WHAT NEEDS TO BE DONE: Leaving out all pictures, write out word for word the lines from the one containing "Decode this image" to the end of the data below.

Records from a dataset:
........

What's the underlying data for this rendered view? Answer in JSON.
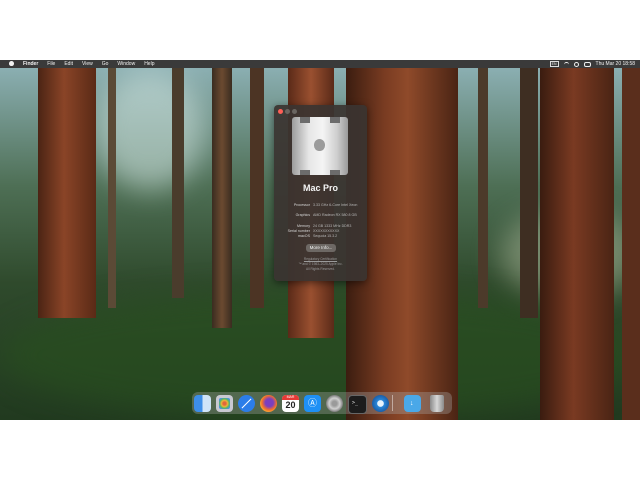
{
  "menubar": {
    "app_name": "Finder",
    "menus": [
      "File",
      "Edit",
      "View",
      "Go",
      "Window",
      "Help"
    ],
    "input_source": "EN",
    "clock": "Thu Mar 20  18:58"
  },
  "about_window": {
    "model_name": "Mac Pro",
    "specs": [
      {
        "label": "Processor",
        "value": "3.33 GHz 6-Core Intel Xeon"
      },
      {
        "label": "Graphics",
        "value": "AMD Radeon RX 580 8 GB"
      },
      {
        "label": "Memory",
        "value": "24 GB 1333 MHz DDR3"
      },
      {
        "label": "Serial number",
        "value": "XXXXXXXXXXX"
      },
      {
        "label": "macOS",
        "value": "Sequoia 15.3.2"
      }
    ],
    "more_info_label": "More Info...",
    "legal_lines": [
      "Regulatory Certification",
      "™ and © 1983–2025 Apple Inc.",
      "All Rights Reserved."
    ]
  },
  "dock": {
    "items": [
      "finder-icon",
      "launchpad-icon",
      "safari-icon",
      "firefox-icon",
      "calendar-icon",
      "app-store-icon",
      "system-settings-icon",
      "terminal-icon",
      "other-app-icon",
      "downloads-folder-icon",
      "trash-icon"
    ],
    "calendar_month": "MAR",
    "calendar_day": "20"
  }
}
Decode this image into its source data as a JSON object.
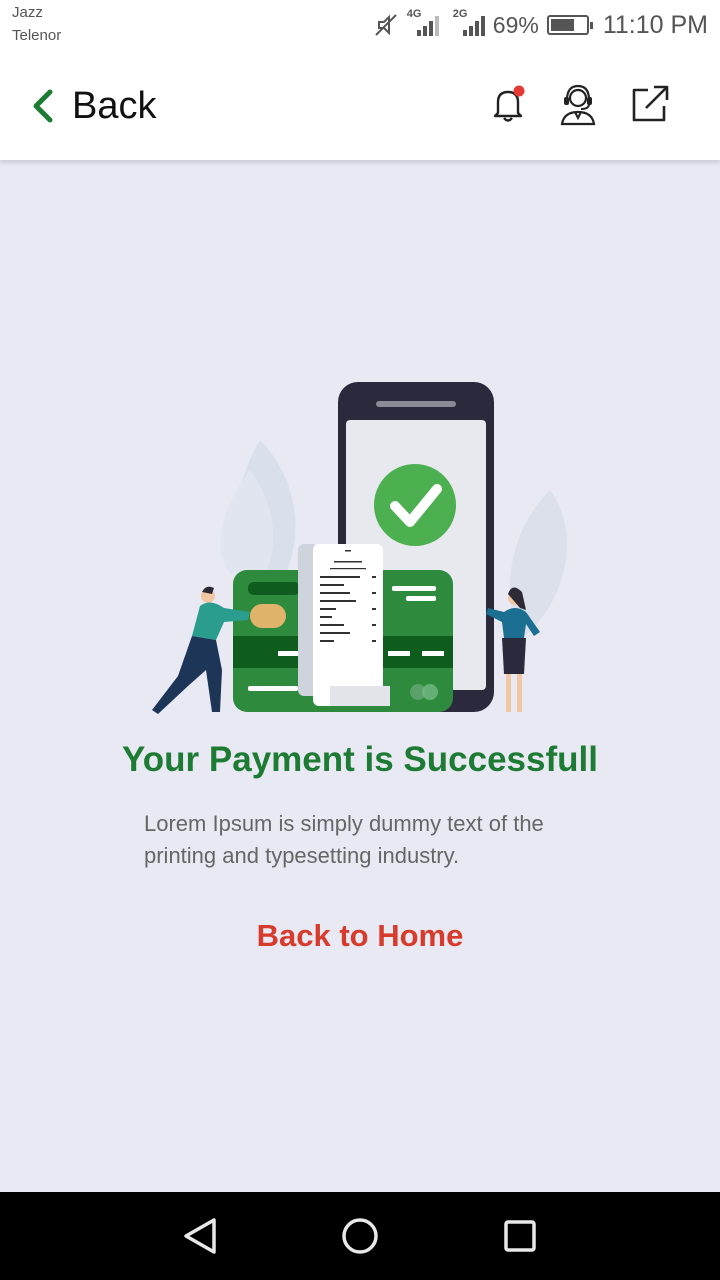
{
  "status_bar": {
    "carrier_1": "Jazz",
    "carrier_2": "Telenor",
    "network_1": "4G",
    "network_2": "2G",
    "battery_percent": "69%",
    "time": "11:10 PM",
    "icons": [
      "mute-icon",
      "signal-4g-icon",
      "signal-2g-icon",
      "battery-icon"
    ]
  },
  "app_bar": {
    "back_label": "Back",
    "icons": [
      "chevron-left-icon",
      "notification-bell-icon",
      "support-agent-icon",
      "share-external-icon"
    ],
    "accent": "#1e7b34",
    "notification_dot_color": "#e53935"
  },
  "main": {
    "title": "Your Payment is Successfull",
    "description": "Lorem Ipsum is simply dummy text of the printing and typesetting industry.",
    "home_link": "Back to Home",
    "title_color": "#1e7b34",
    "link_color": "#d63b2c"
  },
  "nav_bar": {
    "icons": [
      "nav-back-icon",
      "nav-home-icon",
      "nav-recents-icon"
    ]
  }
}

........

EXERCISE ANSWER:
Decode this image into its source data as a JSON object.
{
  "status_bar": {
    "carrier_1": "Jazz",
    "carrier_2": "Telenor",
    "network_1": "4G",
    "network_2": "2G",
    "battery_percent": "69%",
    "time": "11:10 PM",
    "icons": [
      "mute-icon",
      "signal-4g-icon",
      "signal-2g-icon",
      "battery-icon"
    ]
  },
  "app_bar": {
    "back_label": "Back",
    "icons": [
      "chevron-left-icon",
      "notification-bell-icon",
      "support-agent-icon",
      "share-external-icon"
    ],
    "accent": "#1e7b34",
    "notification_dot_color": "#e53935"
  },
  "main": {
    "title": "Your Payment is Successfull",
    "description": "Lorem Ipsum is simply dummy text of the printing and typesetting industry.",
    "home_link": "Back to Home",
    "title_color": "#1e7b34",
    "link_color": "#d63b2c"
  },
  "nav_bar": {
    "icons": [
      "nav-back-icon",
      "nav-home-icon",
      "nav-recents-icon"
    ]
  }
}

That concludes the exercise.